Perhaps more admirable and commendable than moving or masterful, the large scale frontier adventure tale visualized with eye-popping wide angle realism doesn't quite to add up to something greater than the sum of its parts. This is the power of that indescribable piece of storytelling/cinematic magic which when missing can make even the boldest, visionary works of art feel strangely inert.
Starring: Leonardo Di Caprio, Tom Hardy, Domhnall Gleeson, Will Poulter
By Alan Bacchus
The Revenant is the latest in a series of films shot by lauded lenser Emmanuel Lubezki which stages their action with a philosophy of near 360 degree access, showing the viewer a wider field of view than the compositions we see in traditionally staged/covered films.

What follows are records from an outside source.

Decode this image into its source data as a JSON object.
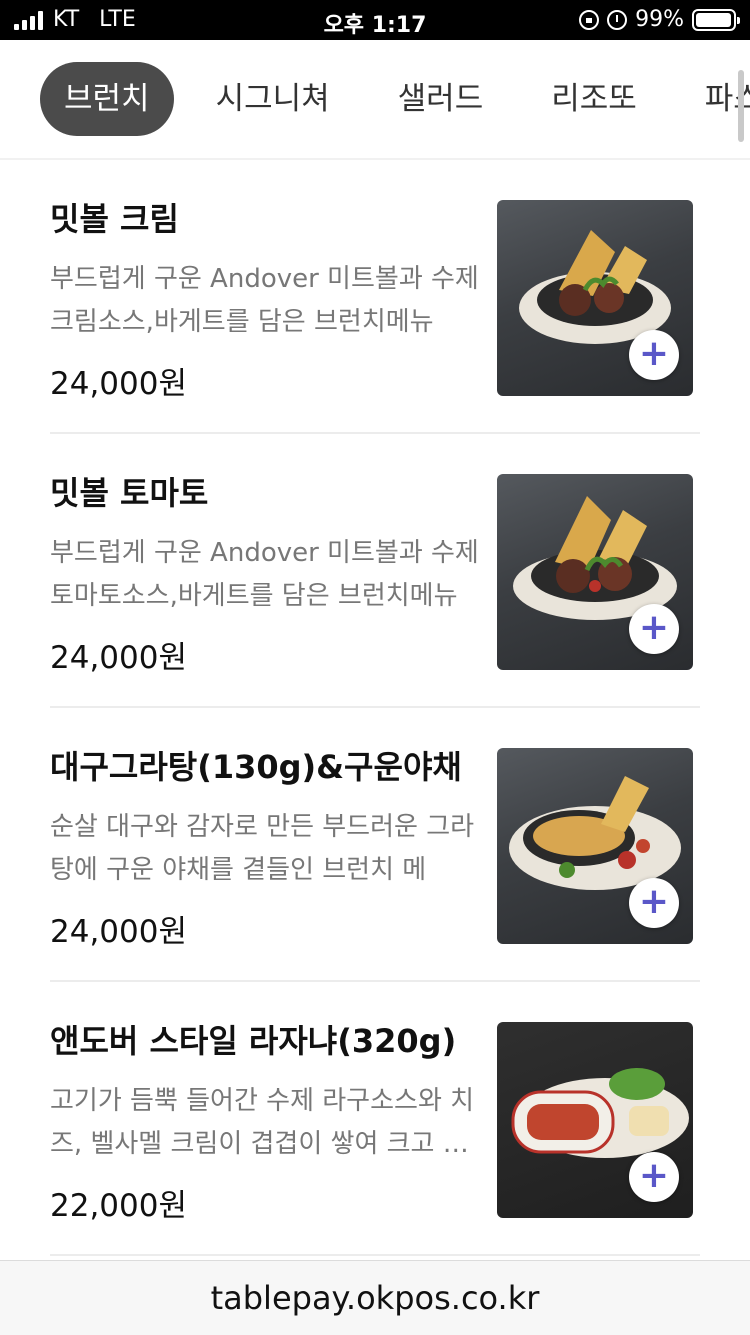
{
  "status_bar": {
    "carrier": "KT",
    "network": "LTE",
    "time": "오후 1:17",
    "battery_percent": "99%"
  },
  "tabs": [
    {
      "label": "브런치",
      "active": true
    },
    {
      "label": "시그니쳐",
      "active": false
    },
    {
      "label": "샐러드",
      "active": false
    },
    {
      "label": "리조또",
      "active": false
    },
    {
      "label": "파스타",
      "active": false
    }
  ],
  "menu_items": [
    {
      "name": "밋볼 크림",
      "description": "부드럽게 구운 Andover 미트볼과 수제크림소스,바게트를 담은 브런치메뉴",
      "price": "24,000원",
      "add_label": "+"
    },
    {
      "name": "밋볼 토마토",
      "description": "부드럽게 구운 Andover 미트볼과 수제토마토소스,바게트를 담은 브런치메뉴",
      "price": "24,000원",
      "add_label": "+"
    },
    {
      "name": "대구그라탕(130g)&구운야채",
      "description": "순살 대구와 감자로 만든 부드러운 그라탕에 구운 야채를 곁들인 브런치 메",
      "price": "24,000원",
      "add_label": "+"
    },
    {
      "name": "앤도버 스타일 라자냐(320g)",
      "description": "고기가 듬뿍 들어간 수제 라구소스와 치즈, 벨사멜 크림이 겹겹이 쌓여 크고 풍성한",
      "price": "22,000원",
      "add_label": "+"
    }
  ],
  "url_bar": {
    "url": "tablepay.okpos.co.kr"
  },
  "colors": {
    "active_tab_bg": "#4b4b4b",
    "add_button_plus": "#5a57c8",
    "description_text": "#777777"
  }
}
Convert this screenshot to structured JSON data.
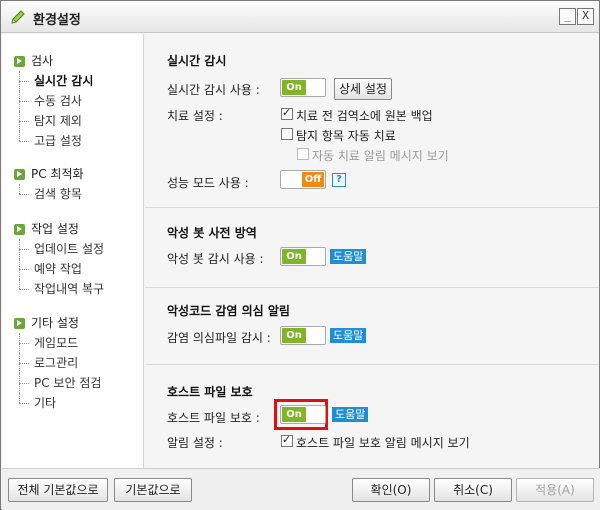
{
  "window": {
    "title": "환경설정",
    "min_label": "_",
    "close_label": "X"
  },
  "sidebar": {
    "groups": [
      {
        "label": "검사",
        "items": [
          "실시간 감시",
          "수동 검사",
          "탐지 제외",
          "고급 설정"
        ]
      },
      {
        "label": "PC 최적화",
        "items": [
          "검색 항목"
        ]
      },
      {
        "label": "작업 설정",
        "items": [
          "업데이트 설정",
          "예약 작업",
          "작업내역 복구"
        ]
      },
      {
        "label": "기타 설정",
        "items": [
          "게임모드",
          "로그관리",
          "PC 보안 점검",
          "기타"
        ]
      }
    ],
    "active_item": "실시간 감시"
  },
  "realtime": {
    "title": "실시간 감시",
    "monitor_label": "실시간 감시 사용 :",
    "monitor_state": "On",
    "detail_button": "상세 설정",
    "cure_label": "치료 설정 :",
    "backup_label": "치료 전 검역소에 원본 백업",
    "backup_checked": true,
    "autocure_label": "탐지 항목 자동 치료",
    "autocure_checked": false,
    "alert_label": "자동 치료 알림 메시지 보기",
    "alert_checked": false,
    "perf_label": "성능 모드 사용 :",
    "perf_state": "Off",
    "help_q": "?"
  },
  "malbot": {
    "title": "악성 봇 사전 방역",
    "monitor_label": "악성 봇 감시 사용 :",
    "state": "On",
    "help": "도움말"
  },
  "infection": {
    "title": "악성코드 감염 의심 알림",
    "monitor_label": "감염 의심파일 감시 :",
    "state": "On",
    "help": "도움말"
  },
  "hosts": {
    "title": "호스트 파일 보호",
    "protect_label": "호스트 파일 보호 :",
    "state": "On",
    "help": "도움말",
    "alert_setting_label": "알림 설정 :",
    "alert_label": "호스트 파일 보호 알림 메시지 보기",
    "alert_checked": true
  },
  "footer": {
    "reset_all": "전체 기본값으로",
    "reset": "기본값으로",
    "ok": "확인(O)",
    "cancel": "취소(C)",
    "apply": "적용(A)"
  },
  "colors": {
    "toggle_on": "#7fb526",
    "toggle_off": "#f08a12",
    "help_badge": "#1e8fd6",
    "highlight": "#e01010",
    "nav_bullet": "#6aa63a"
  }
}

Alfonso Cuaron’s Children of Men and Gravity, and last year Iñárritu‘s Birdman lay the groundwork for this picture, though cineastes would deep dive into the films of Mikhail Kalatozov (I Am Cuba and The Letter Never Sent) for inspiration as well.
Arguably The Revenant is the most ambitious of these antecedents, a true frontier story of Hugo Glass (Di Caprio), an American fur trader leading a team of hunters through the North American hinterland. While on the run from a band of revengeful indigenous warriors, Glass finds himself mauled by a bear and severely injured. After being left for dead by a member of his team, the picture turns itself into a compelling one-man against the wilderness survival picture, and later one of raging bloodthirsty revenge.
The bold visual flourishes trickle down into the depiction of the procedural details of Glass’ survival. The trials of Glass, after the truly mesmerizing bear scene include using a horse carcass as shelter tent, overcoming gaping bear-inflicted wounds as well as another cinematic use of the gunpowder wound cauterization techniques. Some of these scenes don’t quite pass the common sense plausibility test, but it’s not hard to gloss over these details when placed into a world with few cinematic artifices impeding us. The real locations and impossibly beautiful picturesque scenery is never anything less than breathtaking.
That said, as admirable and gritty immersive cinematography, the philosophy does threaten to wear itself out. The distortions inherent in the extreme wide angle lenses test our patience as the picture moves past the two hour mark. The running time fits the bill of the requirements of the epic genre, but by the end we’ve been so overloaded with visual beauty, the filmmakers fail to move us emotionally at the end. Instead of a large scale action scene to punctuate the finale, Iñárritu and co-writer Mark L. Smith opts for a gory one-on-one fight which fulfills Glass’s journey of revenge. Again, it’s an impressive technical scene of fight choreography, practical gore effects and of course cinematography, but it’s missing the magical touch which effectively reconciles the long journey which came before it.